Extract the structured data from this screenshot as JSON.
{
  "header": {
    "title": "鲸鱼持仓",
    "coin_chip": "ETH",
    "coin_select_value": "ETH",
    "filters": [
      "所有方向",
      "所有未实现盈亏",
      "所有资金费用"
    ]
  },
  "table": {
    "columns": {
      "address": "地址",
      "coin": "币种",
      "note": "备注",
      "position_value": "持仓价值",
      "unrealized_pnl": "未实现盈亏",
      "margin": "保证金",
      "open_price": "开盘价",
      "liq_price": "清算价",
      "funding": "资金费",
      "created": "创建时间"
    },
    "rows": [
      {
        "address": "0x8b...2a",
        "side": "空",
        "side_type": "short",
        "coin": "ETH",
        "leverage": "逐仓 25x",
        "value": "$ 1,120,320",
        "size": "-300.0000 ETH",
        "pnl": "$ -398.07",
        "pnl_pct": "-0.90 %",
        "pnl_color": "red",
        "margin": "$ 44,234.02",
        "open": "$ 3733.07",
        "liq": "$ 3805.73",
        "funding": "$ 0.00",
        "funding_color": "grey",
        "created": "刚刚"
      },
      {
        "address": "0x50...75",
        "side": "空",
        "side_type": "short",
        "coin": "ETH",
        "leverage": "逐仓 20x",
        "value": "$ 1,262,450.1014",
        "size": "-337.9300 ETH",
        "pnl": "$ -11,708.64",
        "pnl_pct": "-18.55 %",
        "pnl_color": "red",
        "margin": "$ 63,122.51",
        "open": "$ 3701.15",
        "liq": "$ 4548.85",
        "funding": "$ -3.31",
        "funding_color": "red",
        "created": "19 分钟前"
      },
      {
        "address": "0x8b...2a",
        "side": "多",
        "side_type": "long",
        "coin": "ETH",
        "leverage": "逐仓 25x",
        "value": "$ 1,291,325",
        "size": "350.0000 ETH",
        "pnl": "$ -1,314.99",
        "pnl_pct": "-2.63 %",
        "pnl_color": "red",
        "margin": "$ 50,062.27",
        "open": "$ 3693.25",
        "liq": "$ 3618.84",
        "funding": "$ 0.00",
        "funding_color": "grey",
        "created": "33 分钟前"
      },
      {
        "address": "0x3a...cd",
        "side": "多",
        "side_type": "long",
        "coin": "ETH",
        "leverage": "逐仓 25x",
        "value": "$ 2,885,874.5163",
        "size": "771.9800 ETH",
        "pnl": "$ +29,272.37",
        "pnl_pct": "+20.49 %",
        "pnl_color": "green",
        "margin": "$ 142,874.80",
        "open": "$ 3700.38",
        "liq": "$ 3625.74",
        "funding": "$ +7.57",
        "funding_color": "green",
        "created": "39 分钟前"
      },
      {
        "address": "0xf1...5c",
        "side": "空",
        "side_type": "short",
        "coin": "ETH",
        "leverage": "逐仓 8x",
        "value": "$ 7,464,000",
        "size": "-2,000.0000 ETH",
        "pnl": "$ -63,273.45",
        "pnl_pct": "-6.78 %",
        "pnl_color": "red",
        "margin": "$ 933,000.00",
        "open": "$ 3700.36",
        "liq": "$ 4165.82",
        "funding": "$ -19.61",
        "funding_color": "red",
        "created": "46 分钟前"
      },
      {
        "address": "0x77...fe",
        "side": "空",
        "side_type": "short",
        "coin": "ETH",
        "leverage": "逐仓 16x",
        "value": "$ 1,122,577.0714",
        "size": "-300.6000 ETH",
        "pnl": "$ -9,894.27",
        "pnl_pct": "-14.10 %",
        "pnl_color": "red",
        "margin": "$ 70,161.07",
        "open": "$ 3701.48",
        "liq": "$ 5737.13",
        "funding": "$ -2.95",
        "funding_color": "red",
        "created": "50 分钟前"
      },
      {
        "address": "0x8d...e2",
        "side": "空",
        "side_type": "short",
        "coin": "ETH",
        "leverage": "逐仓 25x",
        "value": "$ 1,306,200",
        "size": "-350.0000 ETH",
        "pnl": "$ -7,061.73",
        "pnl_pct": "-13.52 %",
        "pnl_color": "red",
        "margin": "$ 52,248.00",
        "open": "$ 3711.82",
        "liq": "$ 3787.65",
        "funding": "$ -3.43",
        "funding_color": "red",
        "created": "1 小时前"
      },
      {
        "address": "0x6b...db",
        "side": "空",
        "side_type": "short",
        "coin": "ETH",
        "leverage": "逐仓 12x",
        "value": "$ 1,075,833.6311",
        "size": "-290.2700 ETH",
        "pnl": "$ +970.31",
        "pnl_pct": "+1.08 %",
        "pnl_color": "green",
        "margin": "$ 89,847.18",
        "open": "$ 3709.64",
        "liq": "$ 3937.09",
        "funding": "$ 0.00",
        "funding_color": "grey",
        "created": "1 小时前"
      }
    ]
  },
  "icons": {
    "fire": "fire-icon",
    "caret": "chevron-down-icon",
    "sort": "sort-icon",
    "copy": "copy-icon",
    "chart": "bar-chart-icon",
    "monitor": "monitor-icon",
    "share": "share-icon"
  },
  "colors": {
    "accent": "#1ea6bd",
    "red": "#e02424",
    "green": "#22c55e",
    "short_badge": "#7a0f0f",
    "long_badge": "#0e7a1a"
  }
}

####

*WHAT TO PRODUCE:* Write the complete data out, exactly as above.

*OUTPUT OF THE EXERCISE:*
Extract the structured data from this screenshot as JSON.
{
  "header": {
    "title": "鲸鱼持仓",
    "coin_chip": "ETH",
    "coin_select_value": "ETH",
    "filters": [
      "所有方向",
      "所有未实现盈亏",
      "所有资金费用"
    ]
  },
  "table": {
    "columns": {
      "address": "地址",
      "coin": "币种",
      "note": "备注",
      "position_value": "持仓价值",
      "unrealized_pnl": "未实现盈亏",
      "margin": "保证金",
      "open_price": "开盘价",
      "liq_price": "清算价",
      "funding": "资金费",
      "created": "创建时间"
    },
    "rows": [
      {
        "address": "0x8b...2a",
        "side": "空",
        "side_type": "short",
        "coin": "ETH",
        "leverage": "逐仓 25x",
        "value": "$ 1,120,320",
        "size": "-300.0000 ETH",
        "pnl": "$ -398.07",
        "pnl_pct": "-0.90 %",
        "pnl_color": "red",
        "margin": "$ 44,234.02",
        "open": "$ 3733.07",
        "liq": "$ 3805.73",
        "funding": "$ 0.00",
        "funding_color": "grey",
        "created": "刚刚"
      },
      {
        "address": "0x50...75",
        "side": "空",
        "side_type": "short",
        "coin": "ETH",
        "leverage": "逐仓 20x",
        "value": "$ 1,262,450.1014",
        "size": "-337.9300 ETH",
        "pnl": "$ -11,708.64",
        "pnl_pct": "-18.55 %",
        "pnl_color": "red",
        "margin": "$ 63,122.51",
        "open": "$ 3701.15",
        "liq": "$ 4548.85",
        "funding": "$ -3.31",
        "funding_color": "red",
        "created": "19 分钟前"
      },
      {
        "address": "0x8b...2a",
        "side": "多",
        "side_type": "long",
        "coin": "ETH",
        "leverage": "逐仓 25x",
        "value": "$ 1,291,325",
        "size": "350.0000 ETH",
        "pnl": "$ -1,314.99",
        "pnl_pct": "-2.63 %",
        "pnl_color": "red",
        "margin": "$ 50,062.27",
        "open": "$ 3693.25",
        "liq": "$ 3618.84",
        "funding": "$ 0.00",
        "funding_color": "grey",
        "created": "33 分钟前"
      },
      {
        "address": "0x3a...cd",
        "side": "多",
        "side_type": "long",
        "coin": "ETH",
        "leverage": "逐仓 25x",
        "value": "$ 2,885,874.5163",
        "size": "771.9800 ETH",
        "pnl": "$ +29,272.37",
        "pnl_pct": "+20.49 %",
        "pnl_color": "green",
        "margin": "$ 142,874.80",
        "open": "$ 3700.38",
        "liq": "$ 3625.74",
        "funding": "$ +7.57",
        "funding_color": "green",
        "created": "39 分钟前"
      },
      {
        "address": "0xf1...5c",
        "side": "空",
        "side_type": "short",
        "coin": "ETH",
        "leverage": "逐仓 8x",
        "value": "$ 7,464,000",
        "size": "-2,000.0000 ETH",
        "pnl": "$ -63,273.45",
        "pnl_pct": "-6.78 %",
        "pnl_color": "red",
        "margin": "$ 933,000.00",
        "open": "$ 3700.36",
        "liq": "$ 4165.82",
        "funding": "$ -19.61",
        "funding_color": "red",
        "created": "46 分钟前"
      },
      {
        "address": "0x77...fe",
        "side": "空",
        "side_type": "short",
        "coin": "ETH",
        "leverage": "逐仓 16x",
        "value": "$ 1,122,577.0714",
        "size": "-300.6000 ETH",
        "pnl": "$ -9,894.27",
        "pnl_pct": "-14.10 %",
        "pnl_color": "red",
        "margin": "$ 70,161.07",
        "open": "$ 3701.48",
        "liq": "$ 5737.13",
        "funding": "$ -2.95",
        "funding_color": "red",
        "created": "50 分钟前"
      },
      {
        "address": "0x8d...e2",
        "side": "空",
        "side_type": "short",
        "coin": "ETH",
        "leverage": "逐仓 25x",
        "value": "$ 1,306,200",
        "size": "-350.0000 ETH",
        "pnl": "$ -7,061.73",
        "pnl_pct": "-13.52 %",
        "pnl_color": "red",
        "margin": "$ 52,248.00",
        "open": "$ 3711.82",
        "liq": "$ 3787.65",
        "funding": "$ -3.43",
        "funding_color": "red",
        "created": "1 小时前"
      },
      {
        "address": "0x6b...db",
        "side": "空",
        "side_type": "short",
        "coin": "ETH",
        "leverage": "逐仓 12x",
        "value": "$ 1,075,833.6311",
        "size": "-290.2700 ETH",
        "pnl": "$ +970.31",
        "pnl_pct": "+1.08 %",
        "pnl_color": "green",
        "margin": "$ 89,847.18",
        "open": "$ 3709.64",
        "liq": "$ 3937.09",
        "funding": "$ 0.00",
        "funding_color": "grey",
        "created": "1 小时前"
      }
    ]
  },
  "icons": {
    "fire": "fire-icon",
    "caret": "chevron-down-icon",
    "sort": "sort-icon",
    "copy": "copy-icon",
    "chart": "bar-chart-icon",
    "monitor": "monitor-icon",
    "share": "share-icon"
  },
  "colors": {
    "accent": "#1ea6bd",
    "red": "#e02424",
    "green": "#22c55e",
    "short_badge": "#7a0f0f",
    "long_badge": "#0e7a1a"
  }
}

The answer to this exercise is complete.